Excerpt: "I am a dog musher. I've been many other things in my life, challenging things. I've been a professional engineer, designing miles of roads and highways and water systems and sewer systems. I've managed multi-million dollar construction projects. I've been a surveyor, laying out subdivisions and staking massive construction projects, including much of the TransAlaska pipeline. I've been a commercial pilot, flying the Alaska wilderness through white-outs, blizzards, teeth-rattling turbulence and tortuous mountain passes. I've been a U.S. mineral surveyor, staking hundreds of claims. Now I am a dog musher and I'm excited.

"Find a comfortable place to relax, and I'll tell you the story."

A Short Bright Flash

By Theresa Lefitt (W.W. Norton & Company, $25.95)

The blurb: This book tells the story of Augustin Fresnel, the creator of the lenses used in lighthouses starting in the early 1800s. His lens changed the brightness and range of the lighthouses across the globe, including the Cape Spencer Lighthouse in Alaska.

Excerpt: "One story alone dominated newspaper headlines in the autumn of 1817: the tragic, grisly fate of the passengers and crew on the French frigate la Meduse. As lurid new details emerged from the trial of the ship's court-martialed captain, victim Hugues Duroy de Chaumareys, and from the published account by two survivors, Parisians could talk of little else. The frigate had run aground on the Bank of Arguin, off the west coast of Africa, on July 2, 1816. With too little space in the lifeboats for everyone aboard, the crew cobbled together a makeshift, twenty-by-sixty-foot raft of planks and broken masts. Leaving a few crew members with the ship, de Chaumareys directed one woman and 146 men onto the raft, mostly soldiers, both French and mercenary, but also colonists bound for Senegal, and a few of the ship's officers. He promised, loudly and frequently, that the more seaworthy lifeboats would tow the raft to shore. The operation proved difficult, however, and the occupants of the raft soon saw the crew on the captain's lifeboat hacking at the towrope with a hatchet and crying 'We abandon them!' "

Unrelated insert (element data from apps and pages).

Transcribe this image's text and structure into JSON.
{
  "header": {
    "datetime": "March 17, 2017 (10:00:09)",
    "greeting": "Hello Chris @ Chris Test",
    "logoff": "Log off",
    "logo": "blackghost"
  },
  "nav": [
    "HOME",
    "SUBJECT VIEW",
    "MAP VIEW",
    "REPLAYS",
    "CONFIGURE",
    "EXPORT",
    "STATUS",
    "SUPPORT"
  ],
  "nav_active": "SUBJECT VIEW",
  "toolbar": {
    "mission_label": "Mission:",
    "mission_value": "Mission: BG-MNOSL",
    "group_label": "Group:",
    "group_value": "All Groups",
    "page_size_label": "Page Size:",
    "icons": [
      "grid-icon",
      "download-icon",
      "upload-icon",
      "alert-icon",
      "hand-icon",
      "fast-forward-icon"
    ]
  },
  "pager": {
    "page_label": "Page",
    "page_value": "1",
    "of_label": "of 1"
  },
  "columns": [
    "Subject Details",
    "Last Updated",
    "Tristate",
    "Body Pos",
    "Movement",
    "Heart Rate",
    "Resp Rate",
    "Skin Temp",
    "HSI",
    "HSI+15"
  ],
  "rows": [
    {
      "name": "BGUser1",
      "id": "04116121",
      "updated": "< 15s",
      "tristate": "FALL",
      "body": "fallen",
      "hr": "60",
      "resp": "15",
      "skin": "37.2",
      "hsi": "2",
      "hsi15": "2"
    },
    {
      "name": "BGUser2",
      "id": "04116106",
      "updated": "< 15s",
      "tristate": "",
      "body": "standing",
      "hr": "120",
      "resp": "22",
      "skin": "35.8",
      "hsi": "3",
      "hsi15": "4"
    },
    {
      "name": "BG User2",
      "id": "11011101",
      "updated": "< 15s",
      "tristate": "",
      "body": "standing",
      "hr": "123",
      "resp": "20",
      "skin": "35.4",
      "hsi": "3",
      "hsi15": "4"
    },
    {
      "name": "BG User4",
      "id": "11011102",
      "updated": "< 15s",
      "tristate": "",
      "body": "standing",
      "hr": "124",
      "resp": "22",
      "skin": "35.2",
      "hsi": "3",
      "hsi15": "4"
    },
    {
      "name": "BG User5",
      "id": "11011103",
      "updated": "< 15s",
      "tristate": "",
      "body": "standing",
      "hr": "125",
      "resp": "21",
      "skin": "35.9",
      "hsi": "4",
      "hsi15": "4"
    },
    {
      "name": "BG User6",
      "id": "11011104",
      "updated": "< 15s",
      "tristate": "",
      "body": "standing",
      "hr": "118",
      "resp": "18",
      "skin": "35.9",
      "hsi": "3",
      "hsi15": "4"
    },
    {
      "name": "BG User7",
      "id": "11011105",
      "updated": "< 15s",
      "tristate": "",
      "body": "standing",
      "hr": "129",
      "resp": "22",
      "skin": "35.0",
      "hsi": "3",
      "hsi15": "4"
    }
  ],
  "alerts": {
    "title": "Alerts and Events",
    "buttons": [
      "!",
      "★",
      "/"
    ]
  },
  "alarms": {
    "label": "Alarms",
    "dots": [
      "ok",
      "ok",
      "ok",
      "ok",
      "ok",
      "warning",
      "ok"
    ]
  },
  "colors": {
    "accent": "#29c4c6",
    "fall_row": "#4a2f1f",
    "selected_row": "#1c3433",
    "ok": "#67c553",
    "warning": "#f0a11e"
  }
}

Dolls Behaving Badly

By Cinthia Ritchie (Grand Central Publishing, $13.99)

The blurb: The Anchorage-based author's novel is framed as a collection of diary entries and letters that detail a struggling divorcee who is trying to live her dream as an artist.

Excerpt: "Thursday, Sept. 15, 2005

"This is my diary, my pathetic little conversation with myself. No doubt I will burn it halfway through. I've never been one to finish anything. Mother used to say this was because I was born during a full moon, but like everything she says, it doesn't make a lick of sense.

"It isn't even the beginning of the year. Or even the month. It's not even my birthday. I'm starting, typical of me, impulsively, in the middle of September. I'm starting with the facts.

"I'm thirty-eight years old. I've slept with nineteen and a half men.

"I live in Alaska, not the wild parts but smack in the middle of Anchorage, with the Walmart and Home Depot squatting over streets littered with moose poop."

Compiled by Chad Walker, Anchorage Daily News